WORK TASK>
Send each entry back exactly as given, pictures excluded.

STUDY MATERIAL>
═══
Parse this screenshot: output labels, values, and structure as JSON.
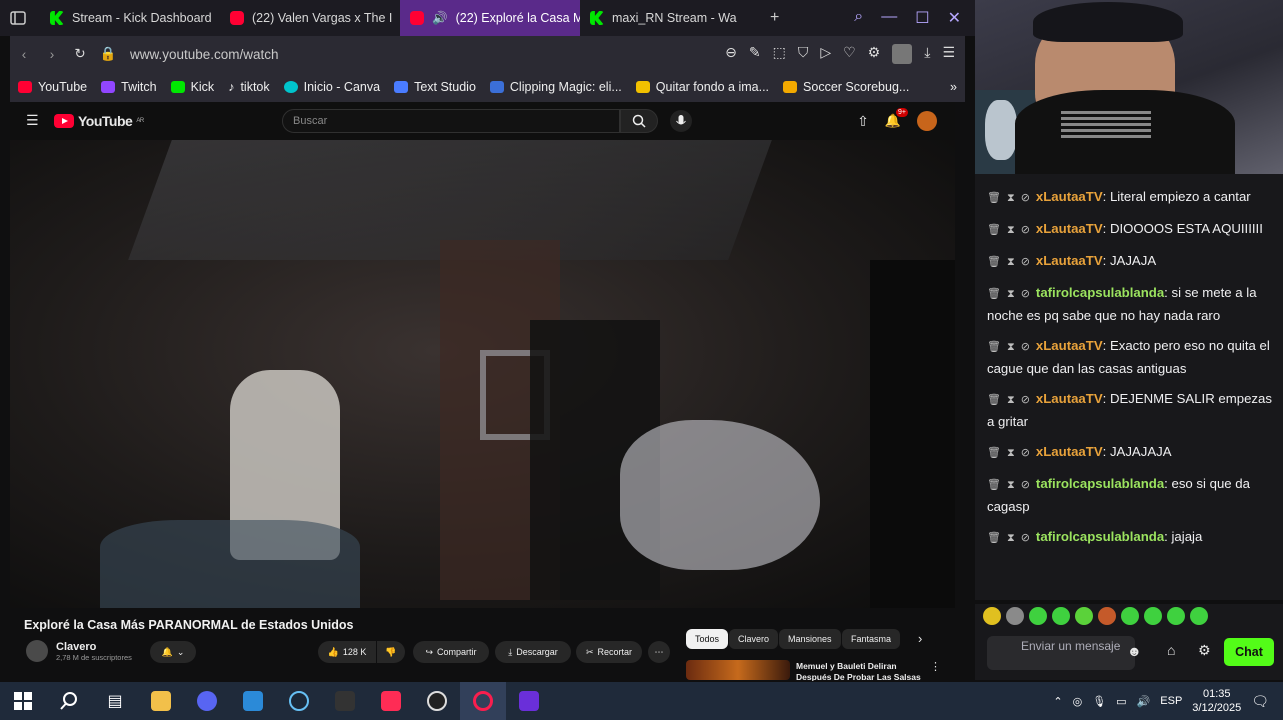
{
  "browser": {
    "tabs": [
      {
        "title": "Stream - Kick Dashboard",
        "icon": "kick-icon"
      },
      {
        "title": "(22) Valen Vargas x The I",
        "icon": "youtube-icon"
      },
      {
        "title": "(22) Exploré la Casa M",
        "icon": "youtube-icon",
        "active": true
      },
      {
        "title": "maxi_RN Stream - Wa",
        "icon": "kick-icon"
      }
    ],
    "new_tab": "+",
    "url": "www.youtube.com/watch"
  },
  "bookmarks": [
    {
      "label": "YouTube",
      "color": "#ff0033"
    },
    {
      "label": "Twitch",
      "color": "#9146ff"
    },
    {
      "label": "Kick",
      "color": "#00e701"
    },
    {
      "label": "tiktok",
      "color": "#ffffff"
    },
    {
      "label": "Inicio - Canva",
      "color": "#00c4cc"
    },
    {
      "label": "Text Studio",
      "color": "#4a7cff"
    },
    {
      "label": "Clipping Magic: eli...",
      "color": "#3b6fd8"
    },
    {
      "label": "Quitar fondo a ima...",
      "color": "#f2c100"
    },
    {
      "label": "Soccer Scorebug...",
      "color": "#f2a900"
    }
  ],
  "youtube": {
    "logo": "YouTube",
    "logo_region": "AR",
    "search_placeholder": "Buscar",
    "notification_count": "9+",
    "video_title": "Exploré la Casa Más PARANORMAL de Estados Unidos",
    "channel_name": "Clavero",
    "channel_subs": "2,78 M de suscriptores",
    "likes": "128 K",
    "share": "Compartir",
    "download": "Descargar",
    "clip": "Recortar",
    "chips": [
      "Todos",
      "Clavero",
      "Mansiones",
      "Fantasma"
    ],
    "recommended_title": "Memuel y Bauleti Deliran Después De Probar Las Salsas"
  },
  "chat": {
    "messages": [
      {
        "user": "xLautaaTV",
        "color": "o",
        "text": "Literal empiezo a cantar"
      },
      {
        "user": "xLautaaTV",
        "color": "o",
        "text": "DIOOOOS ESTA AQUIIIIII"
      },
      {
        "user": "xLautaaTV",
        "color": "o",
        "text": "JAJAJA"
      },
      {
        "user": "tafirolcapsulablanda",
        "color": "g",
        "text": "si se mete a la noche es pq sabe que no hay nada raro"
      },
      {
        "user": "xLautaaTV",
        "color": "o",
        "text": "Exacto pero eso no quita el cague que dan las casas antiguas"
      },
      {
        "user": "xLautaaTV",
        "color": "o",
        "text": "DEJENME SALIR empezas a gritar"
      },
      {
        "user": "xLautaaTV",
        "color": "o",
        "text": "JAJAJAJA"
      },
      {
        "user": "tafirolcapsulablanda",
        "color": "g",
        "text": "eso si que da cagasp"
      },
      {
        "user": "tafirolcapsulablanda",
        "color": "g",
        "text": "jajaja"
      }
    ],
    "input_placeholder": "Enviar un mensaje",
    "send_label": "Chat"
  },
  "taskbar": {
    "lang": "ESP",
    "time": "01:35",
    "date": "3/12/2025"
  }
}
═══
COMPLETED EXERCISE>
Parse this screenshot: output labels, values, and structure as JSON.
{
  "browser": {
    "tabs": [
      {
        "title": "Stream - Kick Dashboard",
        "icon": "kick-icon"
      },
      {
        "title": "(22) Valen Vargas x The I",
        "icon": "youtube-icon"
      },
      {
        "title": "(22) Exploré la Casa M",
        "icon": "youtube-icon",
        "active": true
      },
      {
        "title": "maxi_RN Stream - Wa",
        "icon": "kick-icon"
      }
    ],
    "new_tab": "+",
    "url": "www.youtube.com/watch"
  },
  "bookmarks": [
    {
      "label": "YouTube",
      "color": "#ff0033"
    },
    {
      "label": "Twitch",
      "color": "#9146ff"
    },
    {
      "label": "Kick",
      "color": "#00e701"
    },
    {
      "label": "tiktok",
      "color": "#ffffff"
    },
    {
      "label": "Inicio - Canva",
      "color": "#00c4cc"
    },
    {
      "label": "Text Studio",
      "color": "#4a7cff"
    },
    {
      "label": "Clipping Magic: eli...",
      "color": "#3b6fd8"
    },
    {
      "label": "Quitar fondo a ima...",
      "color": "#f2c100"
    },
    {
      "label": "Soccer Scorebug...",
      "color": "#f2a900"
    }
  ],
  "youtube": {
    "logo": "YouTube",
    "logo_region": "AR",
    "search_placeholder": "Buscar",
    "notification_count": "9+",
    "video_title": "Exploré la Casa Más PARANORMAL de Estados Unidos",
    "channel_name": "Clavero",
    "channel_subs": "2,78 M de suscriptores",
    "likes": "128 K",
    "share": "Compartir",
    "download": "Descargar",
    "clip": "Recortar",
    "chips": [
      "Todos",
      "Clavero",
      "Mansiones",
      "Fantasma"
    ],
    "recommended_title": "Memuel y Bauleti Deliran Después De Probar Las Salsas"
  },
  "chat": {
    "messages": [
      {
        "user": "xLautaaTV",
        "color": "o",
        "text": "Literal empiezo a cantar"
      },
      {
        "user": "xLautaaTV",
        "color": "o",
        "text": "DIOOOOS ESTA AQUIIIIII"
      },
      {
        "user": "xLautaaTV",
        "color": "o",
        "text": "JAJAJA"
      },
      {
        "user": "tafirolcapsulablanda",
        "color": "g",
        "text": "si se mete a la noche es pq sabe que no hay nada raro"
      },
      {
        "user": "xLautaaTV",
        "color": "o",
        "text": "Exacto pero eso no quita el cague que dan las casas antiguas"
      },
      {
        "user": "xLautaaTV",
        "color": "o",
        "text": "DEJENME SALIR empezas a gritar"
      },
      {
        "user": "xLautaaTV",
        "color": "o",
        "text": "JAJAJAJA"
      },
      {
        "user": "tafirolcapsulablanda",
        "color": "g",
        "text": "eso si que da cagasp"
      },
      {
        "user": "tafirolcapsulablanda",
        "color": "g",
        "text": "jajaja"
      }
    ],
    "input_placeholder": "Enviar un mensaje",
    "send_label": "Chat"
  },
  "taskbar": {
    "lang": "ESP",
    "time": "01:35",
    "date": "3/12/2025"
  }
}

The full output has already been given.